|Forum topic by Purrmaster||posted 10-08-2013 09:17 AM||1912 views||0 times favorited||10 replies|
10-08-2013 09:17 AM
It’s that time of year again when gluing becomes problematic. Having tried several experiments last winter I figured I’d share my experiences. And I hope others will as well.
So what can you use in the cold? I’m defining cold as between 45 degrees and below freezing.
Titebond III. It’s good down to 45 degree Fahrenheit. It’s pretty forgiving but it will chalk at around 43 degrees.
Titebond Extend-This is a longer open time version of Titebond I. It’s good down to 40 degrees and is actually quite forgiving. That is, it doesn’t chalk easily. But while it won’t chalk it will take forever to dry. In temperatures around 40-45 degrees I have seen Titebond Extend remain wet for several days.
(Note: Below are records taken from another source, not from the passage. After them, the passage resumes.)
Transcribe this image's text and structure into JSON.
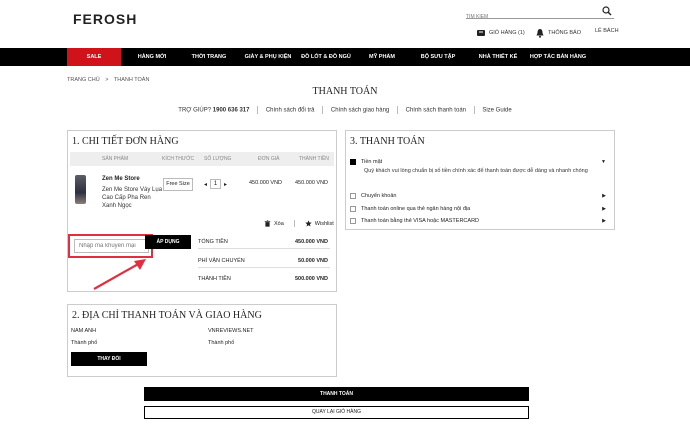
{
  "header": {
    "logo": "FEROSH",
    "search_placeholder": "TÌM KIẾM",
    "cart_label": "GIỎ HÀNG (1)",
    "notify_label": "THÔNG BÁO",
    "location_label": "LÊ BÁCH"
  },
  "nav": [
    "SALE",
    "HÀNG MỚI",
    "THỜI TRANG",
    "GIÀY & PHỤ KIỆN",
    "ĐỒ LÓT & ĐỒ NGỦ",
    "MỸ PHẨM",
    "BỘ SƯU TẬP",
    "NHÀ THIẾT KẾ",
    "HỢP TÁC BÁN HÀNG"
  ],
  "breadcrumb": {
    "home": "TRANG CHỦ",
    "sep": ">",
    "current": "THANH TOÁN"
  },
  "page_title": "THANH TOÁN",
  "help": {
    "label": "TRỢ GIÚP?",
    "phone": "1900 636 317",
    "links": [
      "Chính sách đổi trả",
      "Chính sách giao hàng",
      "Chính sách thanh toán",
      "Size Guide"
    ]
  },
  "order": {
    "title": "1. CHI TIẾT ĐƠN HÀNG",
    "columns": [
      "SẢN PHẨM",
      "KÍCH THƯỚC",
      "SỐ LƯỢNG",
      "ĐƠN GIÁ",
      "THÀNH TIỀN"
    ],
    "item": {
      "name": "Zen Me Store",
      "desc": "Zen Me Store Váy Lụa Cao Cấp Pha Ren Xanh Ngọc",
      "size": "Free Size",
      "qty_minus": "◂",
      "qty": "1",
      "qty_plus": "▸",
      "unit_price": "450.000 VND",
      "total": "450.000 VND"
    },
    "delete_label": "Xóa",
    "wishlist_label": "Wishlist",
    "promo_placeholder": "Nhập mã khuyến mại",
    "apply_label": "ÁP DỤNG",
    "summary": [
      {
        "label": "TỔNG TIỀN",
        "value": "450.000 VND"
      },
      {
        "label": "PHÍ VẬN CHUYỂN",
        "value": "50.000 VND"
      },
      {
        "label": "THÀNH TIỀN",
        "value": "500.000 VND"
      }
    ]
  },
  "address": {
    "title": "2. ĐỊA CHỈ THANH TOÁN VÀ GIAO HÀNG",
    "billing_name": "NAM ANH",
    "billing_city": "Thành phố",
    "shipping_name": "VNREVIEWS.NET",
    "shipping_city": "Thành phố",
    "change_label": "THAY ĐỔI"
  },
  "payment": {
    "title": "3. THANH TOÁN",
    "options": [
      {
        "label": "Tiền mặt",
        "arrow": "▼"
      },
      {
        "label": "Chuyển khoản",
        "arrow": "▶"
      },
      {
        "label": "Thanh toán online qua thẻ ngân hàng nội địa",
        "arrow": "▶"
      },
      {
        "label": "Thanh toán bằng thẻ VISA hoặc MASTERCARD",
        "arrow": "▶"
      }
    ],
    "note": "Quý khách vui lòng chuẩn bị số tiền chính xác để thanh toán được dễ dàng và nhanh chóng"
  },
  "footer_buttons": {
    "pay": "THANH TOÁN",
    "back": "QUAY LẠI GIỎ HÀNG"
  },
  "colors": {
    "sale": "#d0121b",
    "highlight": "#e03040",
    "nav_bg": "#000000"
  }
}
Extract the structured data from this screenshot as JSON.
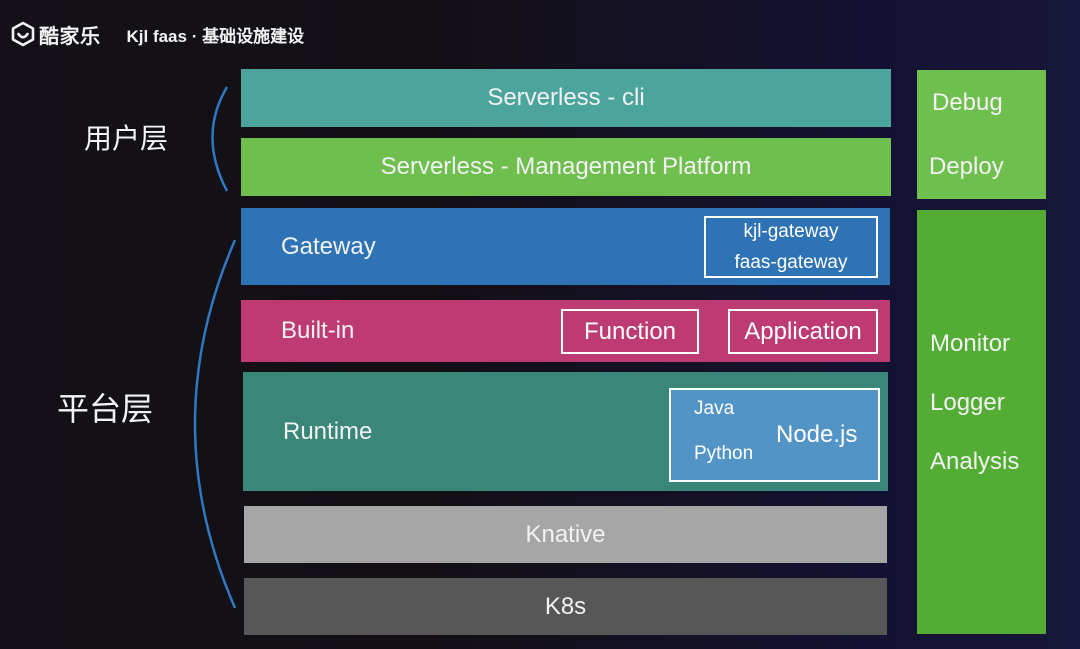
{
  "header": {
    "logo_icon": "shield-smile-icon",
    "brand": "酷家乐",
    "subtitle": "Kjl faas · 基础设施建设"
  },
  "layers": {
    "user_layer_label": "用户层",
    "platform_layer_label": "平台层"
  },
  "colors": {
    "cli": "#4ba59c",
    "management": "#6fbf4f",
    "gateway": "#2e73b6",
    "builtin": "#bd3b72",
    "runtime": "#3a8679",
    "runtime_box": "#5394c6",
    "knative": "#a6a6a6",
    "k8s": "#575757",
    "debug_deploy": "#6fbf4f",
    "monitor": "#53ad35",
    "bracket": "#2f78c4"
  },
  "stack": {
    "cli": "Serverless - cli",
    "management": "Serverless - Management Platform",
    "gateway": {
      "label": "Gateway",
      "items": [
        "kjl-gateway",
        "faas-gateway"
      ]
    },
    "builtin": {
      "label": "Built-in",
      "function": "Function",
      "application": "Application"
    },
    "runtime": {
      "label": "Runtime",
      "languages": {
        "java": "Java",
        "python": "Python",
        "nodejs": "Node.js"
      }
    },
    "knative": "Knative",
    "k8s": "K8s"
  },
  "side": {
    "tools": [
      "Debug",
      "Deploy"
    ],
    "ops": [
      "Monitor",
      "Logger",
      "Analysis"
    ]
  }
}
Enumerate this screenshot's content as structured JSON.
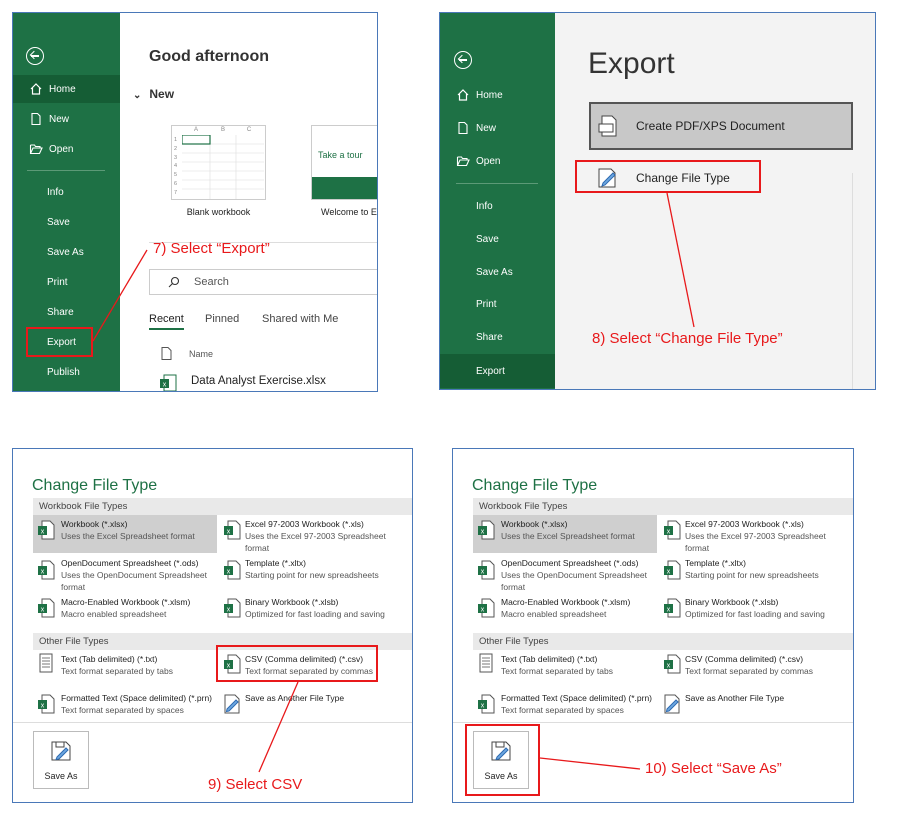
{
  "colors": {
    "excel_green": "#1e7145",
    "annotation_red": "#e8191b"
  },
  "panel1": {
    "sidebar": [
      {
        "label": "Home",
        "icon": "home-icon"
      },
      {
        "label": "New",
        "icon": "new-doc-icon"
      },
      {
        "label": "Open",
        "icon": "folder-open-icon"
      },
      {
        "label": "Info"
      },
      {
        "label": "Save"
      },
      {
        "label": "Save As"
      },
      {
        "label": "Print"
      },
      {
        "label": "Share"
      },
      {
        "label": "Export"
      },
      {
        "label": "Publish"
      }
    ],
    "greeting": "Good afternoon",
    "new_header": "New",
    "templates": [
      {
        "label": "Blank workbook"
      },
      {
        "label": "Welcome to E",
        "tour_text": "Take a tour"
      }
    ],
    "grid_cols": [
      "A",
      "B",
      "C"
    ],
    "grid_rows": [
      "1",
      "2",
      "3",
      "4",
      "5",
      "6",
      "7"
    ],
    "search_placeholder": "Search",
    "tabs": [
      "Recent",
      "Pinned",
      "Shared with Me"
    ],
    "name_header": "Name",
    "recent_file": "Data Analyst Exercise.xlsx",
    "annotation": "7) Select “Export”"
  },
  "panel2": {
    "sidebar": [
      {
        "label": "Home",
        "icon": "home-icon"
      },
      {
        "label": "New",
        "icon": "new-doc-icon"
      },
      {
        "label": "Open",
        "icon": "folder-open-icon"
      },
      {
        "label": "Info"
      },
      {
        "label": "Save"
      },
      {
        "label": "Save As"
      },
      {
        "label": "Print"
      },
      {
        "label": "Share"
      },
      {
        "label": "Export"
      }
    ],
    "title": "Export",
    "option1": "Create PDF/XPS Document",
    "option2": "Change File Type",
    "annotation": "8) Select “Change File Type”"
  },
  "change_file_type": {
    "title": "Change File Type",
    "workbook_header": "Workbook File Types",
    "other_header": "Other File Types",
    "workbook_types": [
      {
        "name": "Workbook (*.xlsx)",
        "desc": "Uses the Excel Spreadsheet format"
      },
      {
        "name": "Excel 97-2003 Workbook (*.xls)",
        "desc": "Uses the Excel 97-2003 Spreadsheet format"
      },
      {
        "name": "OpenDocument Spreadsheet (*.ods)",
        "desc": "Uses the OpenDocument Spreadsheet format"
      },
      {
        "name": "Template (*.xltx)",
        "desc": "Starting point for new spreadsheets"
      },
      {
        "name": "Macro-Enabled Workbook (*.xlsm)",
        "desc": "Macro enabled spreadsheet"
      },
      {
        "name": "Binary Workbook (*.xlsb)",
        "desc": "Optimized for fast loading and saving"
      }
    ],
    "other_types": [
      {
        "name": "Text (Tab delimited) (*.txt)",
        "desc": "Text format separated by tabs"
      },
      {
        "name": "CSV (Comma delimited) (*.csv)",
        "desc": "Text format separated by commas"
      },
      {
        "name": "Formatted Text (Space delimited) (*.prn)",
        "desc": "Text format separated by spaces"
      },
      {
        "name": "Save as Another File Type",
        "desc": ""
      }
    ],
    "save_as_label": "Save As"
  },
  "panel3": {
    "annotation": "9) Select CSV"
  },
  "panel4": {
    "annotation": "10) Select “Save As”"
  }
}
Gorilla Glue (polyurethane)-This stuff works down to at least 40 degrees. It won’t expand as much as it does in warmer temperatures but the bond strength seems to be just as good. It will usually dry in 4-6 hours in the cold. Sometimes more.
Epoxy-When things start hitting the freezing point epoxy was the only thing I could get to work. I used 5 minute epoxy. In cold temperatures you will have plenty of open time even with 5 minute epoxy. The biggest problem I ran into with epoxy was that it basically doesn’t flow at all in the cold. I have noticed this leads to the epoxy not “wetting” the wood. That is, it doesn’t seem to sink into the wood. It will cure though, in in freezing temperatures. Epoxy is obviously the last resort because of cost and the need to mix the resin and hardener. Wear gloves when handling epoxy or you could end up with an allergy to the stuff.
Anyone else got ideas?